Connect with me on my YouTube Channel to get notified when I post new videos.

Join my Free Darkroom Newsletter and never miss an update again. You also get exclusive discounts on my darkroom and large format eBooks and video workshops.  

Tim Layton - Fine Art Analog Photography

 

 

 

 

 

 

 

Tim Layton Fine Art tim@timlaytonfineart.com © Tim Layton Fine Art Corporation | All Rights Reserved 2018-05-07T14:09:03Z 2018-05-07T14:09:03Z
http://www.timlaytonfineart.com/blog/2018/5/early-spring-dogwood-flowers---make-the-split-grade-silver-gelatin-print---part-3-of-3 Early Spring Dogwood Flowers - Make The Split Grade Silver Gelatin Print - Part 3 of 3

In a three-part series, I take you along with me to Norfolk Lake in Mountain Home, Arkansas as I hike and explore while I scout for early spring flowers.  I found some beautiful dogwood trees that were in bloom and I decided to make a black and white split grade silver gelatin print.  

In this third video, I make the split grade silver gelatin black and white print and share it with you.  In the second video, I developed the T-Max 400 using XTOL and I share all the details with you.   In the first video, I shared the area with you as I hike and explore for early spring flowers.  

If you enjoy these types of videos, then connect with me on my YouTube Channel to get notified when I post new movies.

Connect with me on my YouTube Channel to get notified when I post new videos.

Join my Free Darkroom Newsletter and never miss an update again. You also get exclusive discounts on my darkroom and large format eBooks and video workshops.  

Tim Layton - Fine Art Analog Photography

 

 

 

 

 

 

 

Tim Layton Fine Art tim@timlaytonfineart.com © Tim Layton Fine Art Corporation | All Rights Reserved 2018-05-07T09:11:34Z 2018-05-07T09:11:34Z
http://www.timlaytonfineart.com/blog/2018/5/early-spring-dogwood-flowers---develop-the-film---part-2-of-3 Early Spring Dogwood Flowers - Develop The Film - Part 2 of 3

In a three-part series, I take you along with me to Norfolk Lake in Mountain Home, Arkansas as I hike and explore while I scout for early spring flowers.  I found some beautiful dogwood trees that were in bloom and I decided to make a black and white split grade silver gelatin print.  

In this second video, I develop the T-Max 400 using XTOL and I share all the details with you.  In the third video, I make a split grade silver gelatin black and white print and share it with you.  In the first video, I shared the area with you as I hike and explore for early spring flowers.  

If you enjoy these types of videos, then connect with me on my YouTube Channel to get notified when I post new movies.

Connect with me on my YouTube Channel to get notified when I post new videos.

Join my Free Darkroom Newsletter and never miss an update again. You also get exclusive discounts on my darkroom and large format eBooks and video workshops.  
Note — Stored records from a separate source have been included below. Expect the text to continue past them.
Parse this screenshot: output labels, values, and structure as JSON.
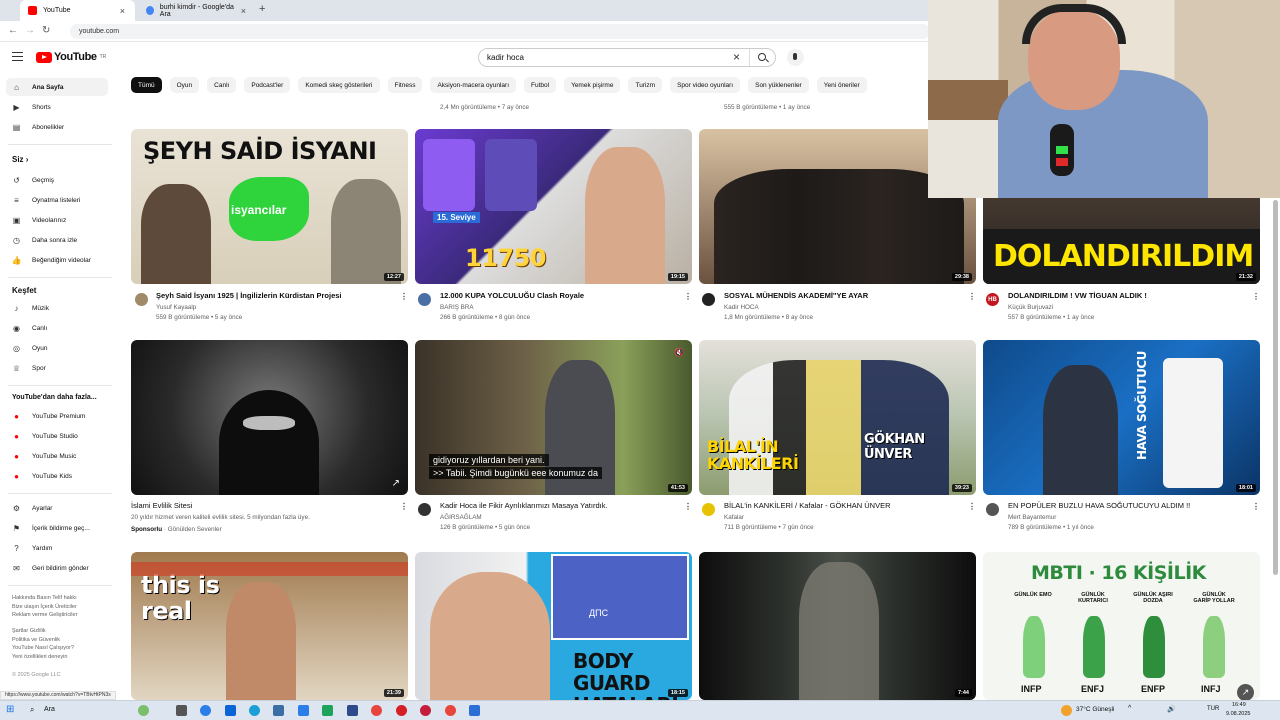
{
  "browser": {
    "tabs": [
      {
        "label": "YouTube"
      },
      {
        "label": "burhi kimdir - Google'da Ara"
      }
    ],
    "new_tab": "+",
    "url": "youtube.com",
    "status_url": "https://www.youtube.com/watch?v=TBtvHtPN3s"
  },
  "header": {
    "logo_text": "YouTube",
    "logo_region": "TR",
    "search_value": "kadir hoca"
  },
  "chips": [
    "Tümü",
    "Oyun",
    "Canlı",
    "Podcast'ler",
    "Komedi skeç gösterileri",
    "Fitness",
    "Aksiyon-macera oyunları",
    "Futbol",
    "Yemek pişirme",
    "Turizm",
    "Spor video oyunları",
    "Son yüklenenler",
    "Yeni öneriler"
  ],
  "sidebar": {
    "main": [
      {
        "label": "Ana Sayfa",
        "icon": "home-icon"
      },
      {
        "label": "Shorts",
        "icon": "shorts-icon"
      },
      {
        "label": "Abonelikler",
        "icon": "subscriptions-icon"
      }
    ],
    "you_heading": "Siz",
    "you": [
      {
        "label": "Geçmiş",
        "icon": "history-icon"
      },
      {
        "label": "Oynatma listeleri",
        "icon": "playlist-icon"
      },
      {
        "label": "Videolarınız",
        "icon": "your-videos-icon"
      },
      {
        "label": "Daha sonra izle",
        "icon": "clock-icon"
      },
      {
        "label": "Beğendiğim videolar",
        "icon": "thumb-up-icon"
      }
    ],
    "explore_heading": "Keşfet",
    "explore": [
      {
        "label": "Müzik",
        "icon": "music-icon"
      },
      {
        "label": "Canlı",
        "icon": "live-icon"
      },
      {
        "label": "Oyun",
        "icon": "gaming-icon"
      },
      {
        "label": "Spor",
        "icon": "trophy-icon"
      }
    ],
    "more_heading": "YouTube'dan daha fazla...",
    "more": [
      {
        "label": "YouTube Premium"
      },
      {
        "label": "YouTube Studio"
      },
      {
        "label": "YouTube Music"
      },
      {
        "label": "YouTube Kids"
      }
    ],
    "settings": [
      {
        "label": "Ayarlar",
        "icon": "gear-icon"
      },
      {
        "label": "İçerik bildirme geç...",
        "icon": "flag-icon"
      },
      {
        "label": "Yardım",
        "icon": "help-icon"
      },
      {
        "label": "Geri bildirim gönder",
        "icon": "feedback-icon"
      }
    ],
    "footer1": "Hakkında  Basın  Telif hakkı\nBize ulaşın  İçerik Üreticiler\nReklam verme  Geliştiriciler",
    "footer2": "Şartlar  Gizlilik\nPolitika ve Güvenlik\nYouTube Nasıl Çalışıyor?\nYeni özellikleri deneyin",
    "copyright": "© 2025 Google LLC"
  },
  "top_meta": [
    {
      "meta": "2,4 Mn görüntüleme • 7 ay önce"
    },
    {
      "meta": "555 B görüntüleme • 1 ay önce"
    }
  ],
  "videos": [
    {
      "title": "Şeyh Said İsyanı 1925 | İngilizlerin Kürdistan Projesi",
      "channel": "Yusuf Kayaalp",
      "meta": "559 B görüntüleme • 5 ay önce",
      "duration": "12:27",
      "thumb_text": "ŞEYH SAİD İSYANI",
      "thumb_sub": "isyancılar"
    },
    {
      "title": "12.000 KUPA YOLCULUĞU Clash Royale",
      "channel": "BARIŞ BRA",
      "meta": "266 B görüntüleme • 8 gün önce",
      "duration": "19:15",
      "thumb_text": "11750",
      "thumb_sub": "15. Seviye"
    },
    {
      "title": "SOSYAL MÜHENDİS AKADEMİ\"YE AYAR",
      "channel": "Kadir HOCA",
      "meta": "1,8 Mn görüntüleme • 8 ay önce",
      "duration": "29:38"
    },
    {
      "title": "DOLANDIRILDIM ! VW TİGUAN ALDIK !",
      "channel": "Küçük Burjuvazi",
      "meta": "557 B görüntüleme • 1 ay önce",
      "duration": "21:32",
      "thumb_text": "DOLANDIRILDIM",
      "avatar_text": "HB"
    },
    {
      "title": "İslami Evlilik Sitesi",
      "sub": "20 yıldır hizmet veren kaliteli evlilik sitesi. 5 milyondan fazla üye.",
      "sponsor": "Sponsorlu",
      "channel": "Gönülden Sevenler"
    },
    {
      "title": "Kadir Hoca ile Fikir Ayrılıklarımızı Masaya Yatırdık.",
      "channel": "AĞIRSAĞLAM",
      "meta": "126 B görüntüleme • 5 gün önce",
      "duration": "41:53",
      "caption1": "gidiyoruz yıllardan beri yani.",
      "caption2": ">> Tabii. Şimdi bugünkü eee konumuz da"
    },
    {
      "title": "BİLAL'in KANKİLERİ / Kafalar - GÖKHAN ÜNVER",
      "channel": "Kafalar",
      "meta": "711 B görüntüleme • 7 gün önce",
      "duration": "39:23",
      "thumb_text": "BİLAL'İN KANKİLERİ",
      "thumb_sub": "GÖKHAN ÜNVER"
    },
    {
      "title": "EN POPÜLER BUZLU HAVA SOĞUTUCUYU ALDIM !!",
      "channel": "Mert Bayantemur",
      "meta": "789 B görüntüleme • 1 yıl önce",
      "duration": "18:01",
      "thumb_text": "HAVA SOĞUTUCU"
    },
    {
      "duration": "21:39",
      "thumb_text": "this is real"
    },
    {
      "duration": "18:15",
      "thumb_text": "BODY GUARD HATALARI",
      "thumb_sub": "ДПС"
    },
    {
      "duration": "7:44"
    },
    {
      "thumb_text": "MBTI · 16 KİŞİLİK",
      "labels": [
        "GÜNLÜK EMO",
        "GÜNLÜK KURTARICI",
        "GÜNLÜK AŞIRI DOZDA",
        "GÜNLÜK GARİP YOLLAR"
      ],
      "types": [
        "INFP",
        "ENFJ",
        "ENFP",
        "INFJ"
      ]
    }
  ],
  "taskbar": {
    "search": "Ara",
    "weather": "37°C  Güneşli",
    "lang": "TUR",
    "time": "16:49",
    "date": "9.08.2025"
  },
  "colors": {
    "brand_red": "#ff0000",
    "chip_active": "#0f0f0f",
    "chip_bg": "#f2f2f2"
  }
}
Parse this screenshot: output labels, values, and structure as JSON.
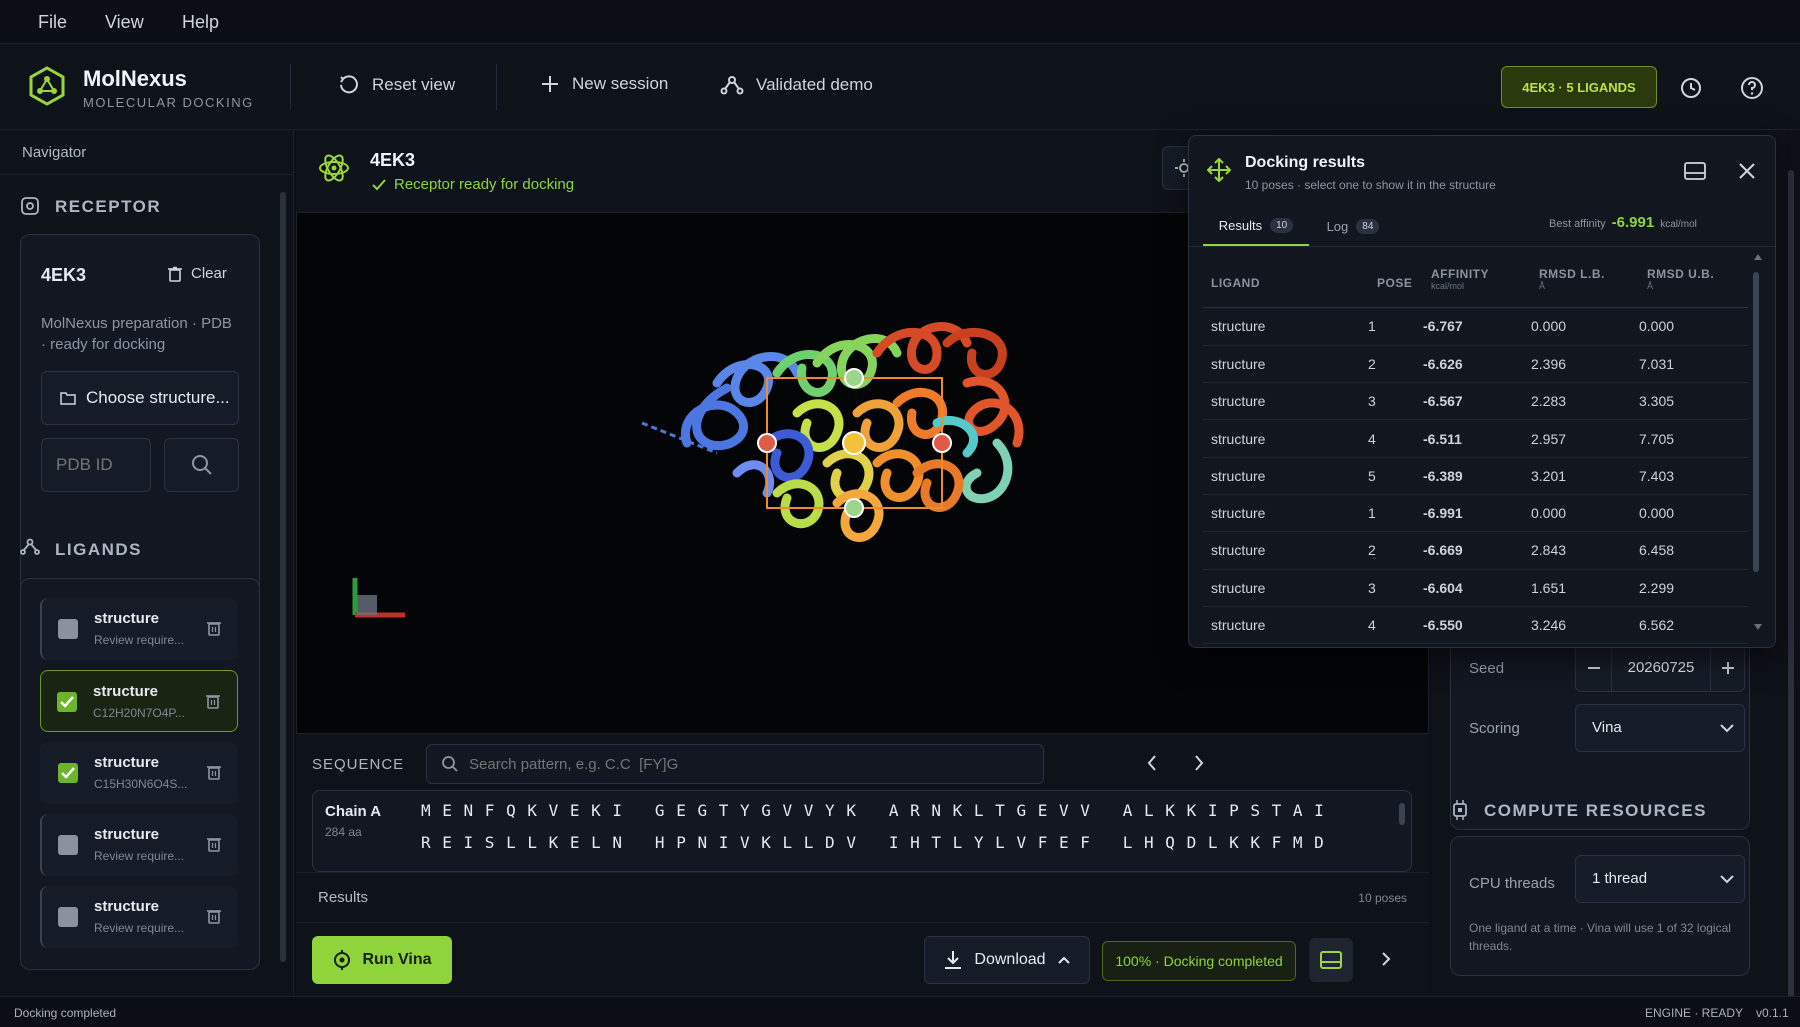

Tim Layton - Fine Art Analog Photography

 

 

 

 

 

 

 

Tim Layton Fine Art tim@timlaytonfineart.com © Tim Layton Fine Art Corporation | All Rights Reserved 2018-05-07T09:11:18Z 2018-05-07T09:11:18Z
http://www.timlaytonfineart.com/blog/2018/5/early-spring-dogwood-flowers---making-of-the-silver-gelatin-print---part-1-of-3 Early Spring Dogwood Flowers - Explore Norfolk Lake - Part 1 of 3

In a three-part series, I take you along with me to Norfolk Lake in Mountain Home, Arkansas as I hike and explore while I scout for early spring flowers.  I found some beautiful dogwood trees that were in bloom and I decided to make a black and white split grade silver gelatin print.  

In this first video, I share the area with you as I hike and explore for early spring flowers.  In the second video, I develop the T-Max 400 using XTOL and I share all the details with you.  In the third video, I make a split grade silver gelatin black and white print and share it with you.  

If you enjoy these types of videos, then connect with me on my YouTube Channel to get notified when I post new movies.

Connect with me on my YouTube Channel to get notified when I post new videos.

Join my Free Darkroom Newsletter and never miss an update again. You also get exclusive discounts on my darkroom and large format eBooks and video workshops.  

Tim Layton - Fine Art Analog Photography

 

 

 

 

 

 

 

Tim Layton Fine Art tim@timlaytonfineart.com © Tim Layton Fine Art Corporation | All Rights Reserved 2018-05-07T09:10:52Z 2018-05-07T09:10:52Z